If you were one of the 800,000 people who attended the Tour Down Under in South Australia last month, the state’s tourism commission was probably watching where you went and when, throughout the duration of the nine-day event.
Using wi-fi based technology provided by Perth vendor Satalyst, the South Australian Tourism Commission (SATC) was mapping where you entered, where you exited, where you dwelled, and how you got from spot to spot across the event site.
The SATC previously trialled the technology at the Adelaide Fashion Festival, and Satalyst says it has plans to put it to work at the Clipsal 500 in March and the Tasting Australia Festival in April.
It has sold the SA government agency a fleet of devices that “listens” for wi-fi MAC addresses emitted by the mobile phones of everyone within a designated range at a festival, sporting event, or other gathering.
The company’s managing director Todd Elliott said at any one time it will probably be able to ping an address from about a third of all the people in a crowd - depending on who has their phone turned on, or who has wi-fi enabled - which it can multiply to give an indication of the sort of numbers in attendance.
More importantly, however, he said it can be used to pick out what sort of attractions lure people within a fixed setting.
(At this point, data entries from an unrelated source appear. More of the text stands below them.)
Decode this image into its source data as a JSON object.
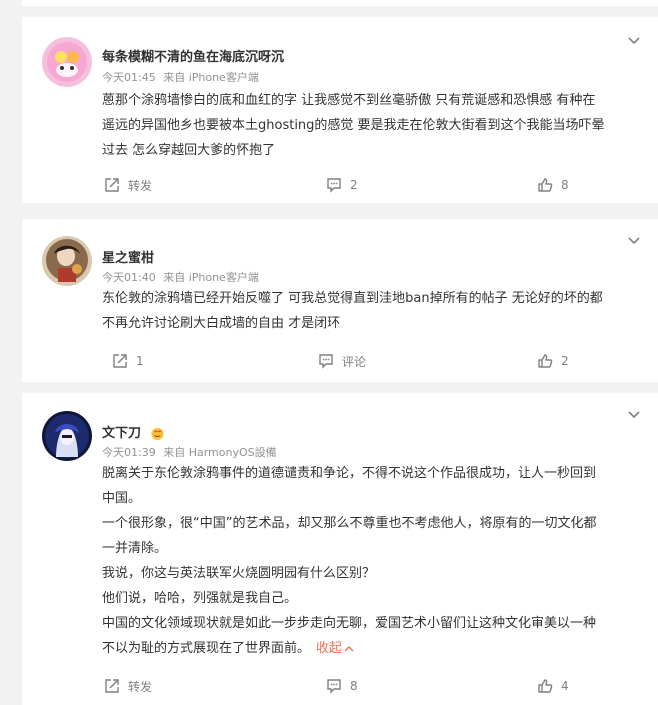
{
  "comments": [
    {
      "username": "每条模糊不清的鱼在海底沉呀沉",
      "time": "今天01:45",
      "source": "来自 iPhone客户端",
      "lines": [
        "蒽那个涂鸦墙惨白的底和血红的字 让我感觉不到丝毫骄傲 只有荒诞感和恐惧感 有种在",
        "遥远的异国他乡也要被本土ghosting的感觉 要是我走在伦敦大街看到这个我能当场吓晕",
        "过去 怎么穿越回大爹的怀抱了"
      ],
      "actions": {
        "repost": "转发",
        "comment": "2",
        "like": "8"
      }
    },
    {
      "username": "星之蜜柑",
      "time": "今天01:40",
      "source": "来自 iPhone客户端",
      "lines": [
        "东伦敦的涂鸦墙已经开始反噬了 可我总觉得直到洼地ban掉所有的帖子 无论好的坏的都",
        "不再允许讨论刷大白成墙的自由 才是闭环"
      ],
      "actions": {
        "repost": "1",
        "comment": "评论",
        "like": "2"
      }
    },
    {
      "username": "文下刀",
      "time": "今天01:39",
      "source": "来自 HarmonyOS設備",
      "lines": [
        "脱离关于东伦敦涂鸦事件的道德谴责和争论，不得不说这个作品很成功，让人一秒回到",
        "中国。",
        "一个很形象，很“中国”的艺术品，却又那么不尊重也不考虑他人，将原有的一切文化都",
        "一并清除。",
        "我说，你这与英法联军火烧圆明园有什么区别？",
        "他们说，哈哈，列强就是我自己。",
        "中国的文化领域现状就是如此一步步走向无聊，爱国艺术小留们让这种文化审美以一种",
        "不以为耻的方式展现在了世界面前。"
      ],
      "collapse_label": "收起",
      "actions": {
        "repost": "转发",
        "comment": "8",
        "like": "4"
      }
    }
  ],
  "icons": {
    "repost": "repost-icon",
    "comment": "comment-icon",
    "like": "thumbs-up-icon",
    "more": "chevron-down-icon",
    "badge": "smile-emoji-icon"
  },
  "colors": {
    "background": "#f2f2f2",
    "card": "#ffffff",
    "text": "#333333",
    "meta": "#939393",
    "action": "#808080",
    "collapse": "#eb7350"
  }
}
For example, at the Tour Down Under, it can track how many people will visit the tour village and the finish line on the same day, and how many will space it out over different days.
Unlike the kinds of tracking used by department stores and other retailers with free wi-fi offers and bluetooth beacons, the Satalyst tracker is a “passive solution”.
“You don’t have to sign on to a free wi-fi network at all,” Elliott said.
“And you don’t have to have an app open.”
He insisted, however, that no personally identifiable information is collected in the process. The only way the MAC address could be linked to the device owner is if they decide to opt in with the SATC, or if somene got hold of a record of ownership linking your name to your phone.
Satalyst stores all the data on its customer’s behalf as part of its cloud-based offering, and the customer retains ownership: the company says it will never sell the information onto third parties.
However, Elliott said there is definitely the potential for organisations like SATC to start comparing the MAC addresses collected at different events.
“You can see that a person who attended the Adelaide Fashion Festival also went to Tasting Australia - but maybe not the Clipsal 500," he said.
“Then there is always the option for SATC to collect some more information with the customer’s consent to make that a bit more identifiable, and start pushing other events to their phones."